A DIY Dream Craft Corner
Updated: Aug 24, 2022
I did this all literally two years ago and didn't post it. Here. I'm sorry. LOL!
I think that any creative person can agree- often, we spend so much time creating things for other people that we completely forget ourselves. I don't know. Maybe that's just me. I'm a giver by nature: I'm happiest when I'm making something for someone else. But there's no ignoring the fact that I've been neglecting my own need for quite some time.

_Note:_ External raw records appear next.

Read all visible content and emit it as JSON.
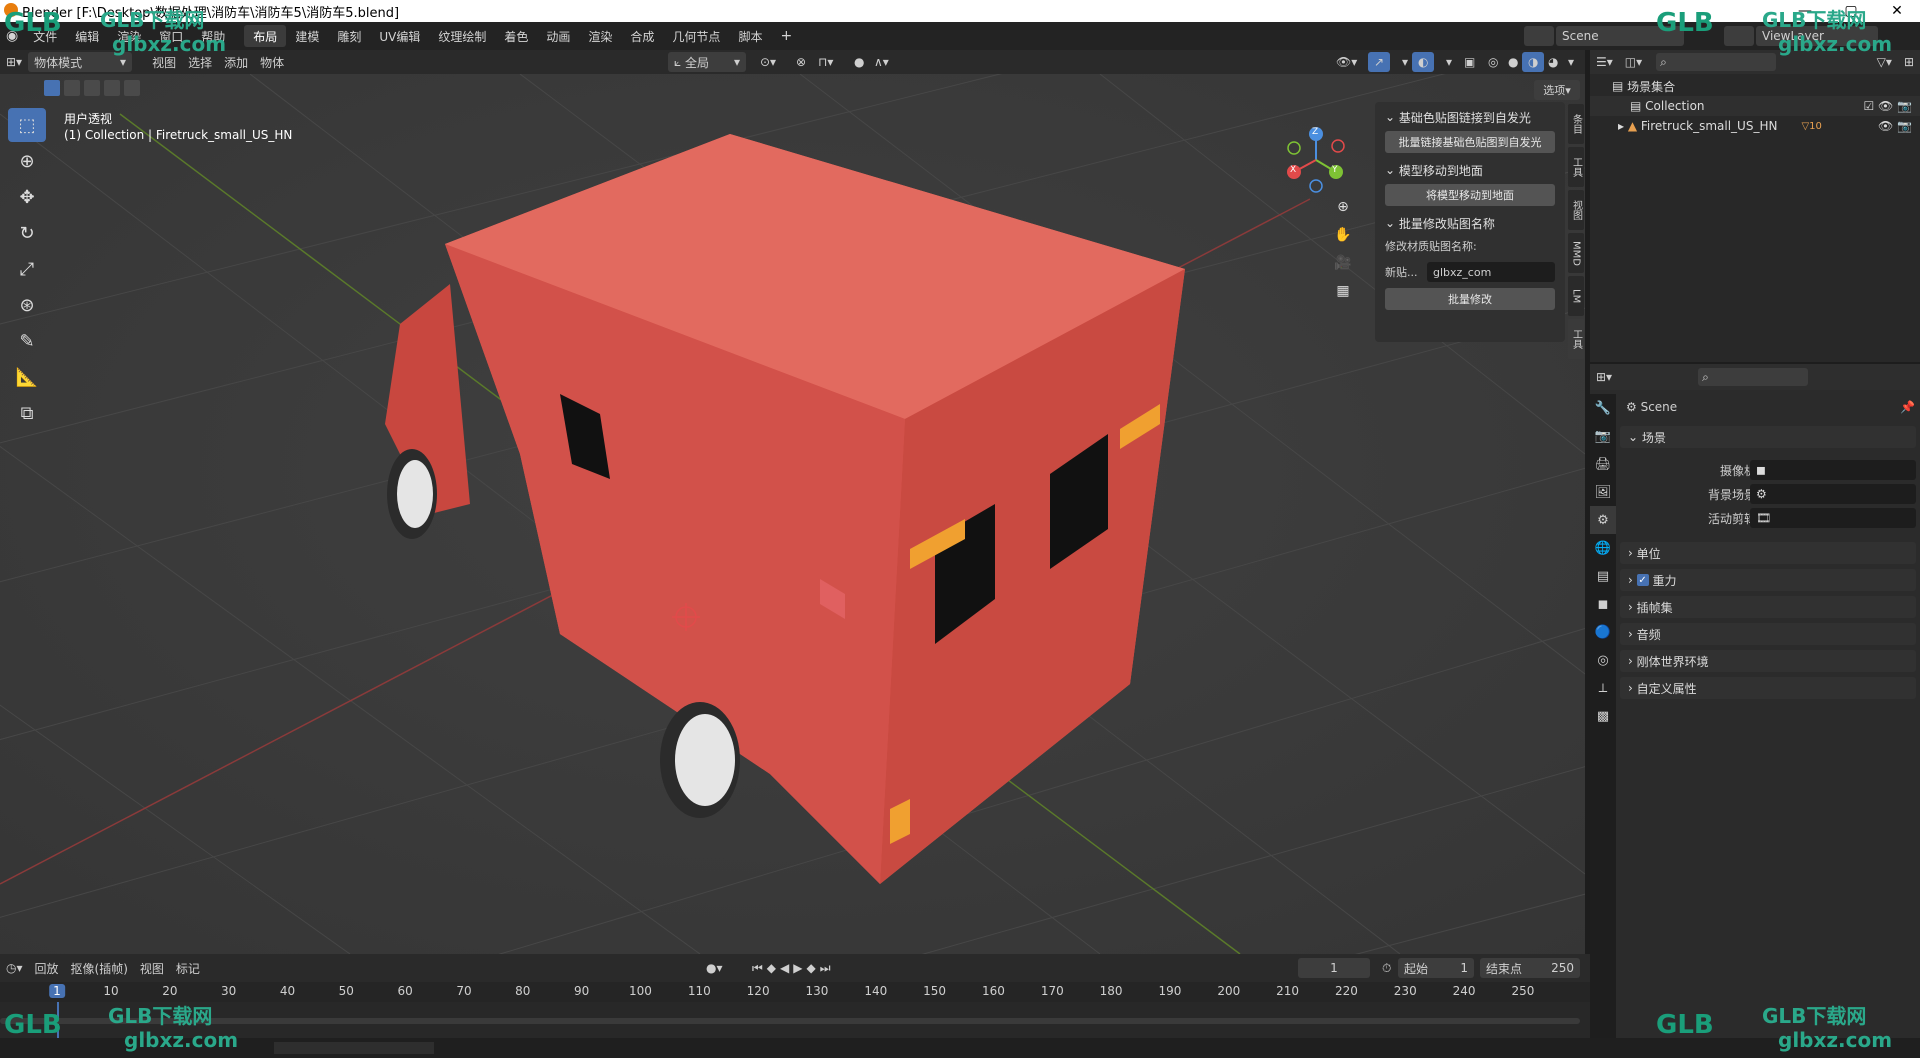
{
  "window": {
    "title": "Blender [F:\\Desktop\\数据处理\\消防车\\消防车5\\消防车5.blend]"
  },
  "topbar": {
    "menus": [
      "文件",
      "编辑",
      "渲染",
      "窗口",
      "帮助"
    ],
    "workspaces": [
      "布局",
      "建模",
      "雕刻",
      "UV编辑",
      "纹理绘制",
      "着色",
      "动画",
      "渲染",
      "合成",
      "几何节点",
      "脚本"
    ],
    "active_workspace": "布局",
    "scene_name": "Scene",
    "view_layer": "ViewLayer"
  },
  "viewport_header": {
    "mode": "物体模式",
    "menus": [
      "视图",
      "选择",
      "添加",
      "物体"
    ],
    "orientation": "全局",
    "options": "选项"
  },
  "viewport": {
    "view_name": "用户透视",
    "collection_info": "(1) Collection | Firetruck_small_US_HN",
    "gizmo": {
      "x": "X",
      "y": "Y",
      "z": "Z"
    }
  },
  "npanel": {
    "sec1_title": "基础色贴图链接到自发光",
    "sec1_btn": "批量链接基础色贴图到自发光",
    "sec2_title": "模型移动到地面",
    "sec2_btn": "将模型移动到地面",
    "sec3_title": "批量修改贴图名称",
    "sec3_label": "修改材质贴图名称:",
    "new_label": "新贴...",
    "new_value": "glbxz_com",
    "sec3_btn": "批量修改",
    "tabs": [
      "条目",
      "工具",
      "视图",
      "MMD",
      "LM",
      "工具"
    ]
  },
  "outliner": {
    "root": "场景集合",
    "items": [
      {
        "label": "Collection"
      },
      {
        "label": "Firetruck_small_US_HN",
        "badge": "10"
      }
    ]
  },
  "properties": {
    "header": "Scene",
    "section_scene": "场景",
    "camera_label": "摄像机",
    "bg_label": "背景场景",
    "clip_label": "活动剪辑",
    "sections": [
      "单位",
      "重力",
      "插帧集",
      "音频",
      "刚体世界环境",
      "自定义属性"
    ]
  },
  "timeline": {
    "menus": [
      "回放",
      "抠像(插帧)",
      "视图",
      "标记"
    ],
    "current_frame": "1",
    "start_label": "起始",
    "start": "1",
    "end_label": "结束点",
    "end": "250",
    "ticks": [
      "1",
      "10",
      "20",
      "30",
      "40",
      "50",
      "60",
      "70",
      "80",
      "90",
      "100",
      "110",
      "120",
      "130",
      "140",
      "150",
      "160",
      "170",
      "180",
      "190",
      "200",
      "210",
      "220",
      "230",
      "240",
      "250"
    ]
  },
  "watermark": {
    "brand": "GLB下载网",
    "site": "glbxz.com",
    "logo": "GLB"
  }
}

When I first started using crafting and creating things as an outlet, I would do all of my work in the kitchen. I liked spending time near my family but at some point, you've got to allow the kitchen to be used for cooking (sigh). So I took over the home office as my craft room- but seeing as I couldn't exactly mix paint with mahogany, I wasn't going to use the desk for fear of destroying it. So for the last- I don't even know how long- I've set up a foldable Lifetime table in the back corner and just squished myself in there.
This year, in the midst of all of my quarantine DIYs, I realized that there had to be a better way to do this- so I got to searching. I quickly realized that what I wanted would need to have storage for all of my supplies, be aesthetically pleasing, and also give me a place to sit and work where I wouldn't have to be crouched over. Perusing around Facebook Marketplace, I came across the perfect piece of furniture that someone was selling. Upon further research I found out that I could buy it new, at Ikea.

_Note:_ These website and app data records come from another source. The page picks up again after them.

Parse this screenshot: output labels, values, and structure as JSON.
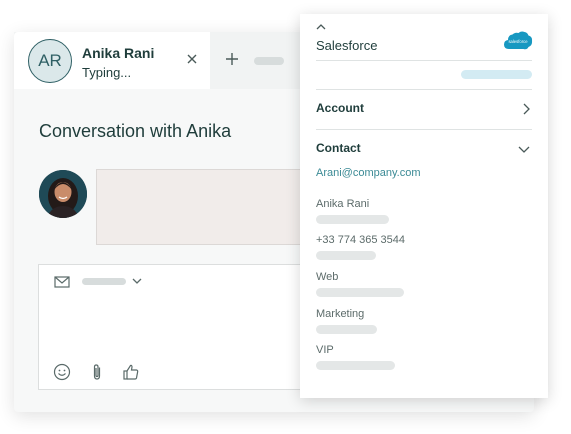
{
  "tab": {
    "initials": "AR",
    "name": "Anika Rani",
    "status": "Typing..."
  },
  "conversation": {
    "title": "Conversation with Anika"
  },
  "crm_panel": {
    "title": "Salesforce",
    "logo_text": "salesforce",
    "sections": [
      {
        "label": "Account",
        "expanded": false
      },
      {
        "label": "Contact",
        "expanded": true
      }
    ],
    "contact": {
      "email": "Arani@company.com",
      "fields": [
        {
          "value": "Anika Rani"
        },
        {
          "value": "+33 774 365 3544"
        },
        {
          "value": "Web"
        },
        {
          "value": "Marketing"
        },
        {
          "value": "VIP"
        }
      ]
    }
  },
  "colors": {
    "accent": "#2e5f64",
    "link": "#3b8a95",
    "salesforce_blue": "#1798c1"
  }
}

Y'all... who would have thought that Ikea would charge over $400 for a kitchen island??? Definitely not me. But the usefulness of the Tornviken (at this point I think Ikea just comes up with words to confuse us) was undeniable.
I had it in my cart. I got through the shipping information and was about to press 'Purchase' when I realized that this is an abomination and I never pay full price for anything unless it's designer (and even then, I find stellar discounts most of the time). So I hopped on the good ol' internet and searched for other variations of mobile kitchen islands. There were a ton of cute ideas that were even prettier than the Ikea option, and for way less. Then, suddenly, I came across a company in Los Angeles that makes kitchen islands; and when I DM'ed them (yes, this was on Instagram) about the cost to have one custom made, my draw dropped and I threw down a deposit on the spot.
If I had the time and patience, I probably could have DIYed it with some 2x4s. But it was so cheap to buy it professionally made that I just couldn't justify not buying it.
A few weeks later they let me know that they were beginning the process- so I sent them more specifics. I literally measured from where I sit to where my knees end because I wanted to make sure I'd have enough room to be comfortable. Then I found the storage cubes I planned to use for my supplies, and built the other side around those, too.
The hardest decision was whether to go with white underneath and a stained top, or to do the whole piece with stained wood. Ultimately, I decided that stained wood can always be painted later, but painted wood is a pain to stain. Wherever I move my craft room to next, I wanted to have that option still. So I decided to go with the more rustic, charming, and weathered look of just plain ol' stained wood. I think you'll agree with the cats that it turned out amazing.
Now, the only thing I needed to do was incorporate it into a workspace that any crafty person would dream of.
I still loved having the couch that was originally in the office. It gives my family and friends somewhere to sit in agonizing boredom while I craft and it's a favorite napping spot for the cats. Plus, it's sentimental to our family (apparently my brother took his first steps while holding onto it and the whisker stains of my parents' first Cockapoos, the dogs, are still on the armrests. I come from a weird family). We rearranged it, albeit, weirdly, to fit in front of the desk to leave the entire area behind the desk open for creativity.
It's an outdated pinky-mauve, so we got the perfect couch cover from Amazon to cover it up and change the aesthetic.
Originally I had planned on using cubical storage boxes with lids- I found options everywhere from Target to Kohl's. But then, I decided to mix the farmhouse, rustic theme into my storage solutions, and hunted around for lined wire or chicken-wire baskets that would allow me to hide all of my materials in plane sight.
Our Home Away From Home has an image on Pinterest that's been shared thousands of times of their cute craft-room closet turned storage solution. I am so grateful to Maria for sharing the picture of her adorable baskets with the tag still on. Because of that, I was able to Google the baskets and find (5 years later) the same ones at Walmart.com! Only the smaller size was available, but it worked out perfect, and I ordered 6 of them for $30 less than the 4 baskets I was just about to buy off Kohls.com.
If you own 80 gallons of acrylic paint like I do, you'll love the Spinner I bought to organize some of my most common colors (the white piece in the middle of the top shelf).
This is the fun part.
I decided that no room is complete without a statement piece on the wall- so I came up with the idea of using an old window (thanks, Facebook Marketplace) as the center of the display, and creating two wooden barn windows out of 2x4s which were stained using the same color that the builder used on the table! The matching set turned out perfect and took probably under 30 minutes to create.
Because we had already been on a mission to make a few blanket ladders for my mom and sister, I decided to just do a third one (again, using 2x4s and the same stain) to create a decorative piece for the corner next to the couch- which also doubles as blanket storage in case it gets chilly.
Pillows were the last piece I needed to tie everything together and make my little observation area as comfy as possible- so I picked out some that would tie together the southern rustic theme I had going on, with bolls of cotton decorating them to tie the couch and the décor all together. Then going along with that idea, I found a cotton wreath to give the perfect finishing touch to the window display!
There you have it- I tied the area to the existing office furniture, created a cohesive theme, and gave myself tons of room to create! To protect the top of the wooden surface, I bought a clear mat (like people use for their office chairs) and cut it to size. Now, I can get as much paint on that as I like and don't have to worry about damaging the furniture. When it gets bad, I can just throw it out!
There you have it. I could do an entire separate tutorial on the easy barn windows, so let me know if you'd want to read it. Otherwise, just enjoy the before and after: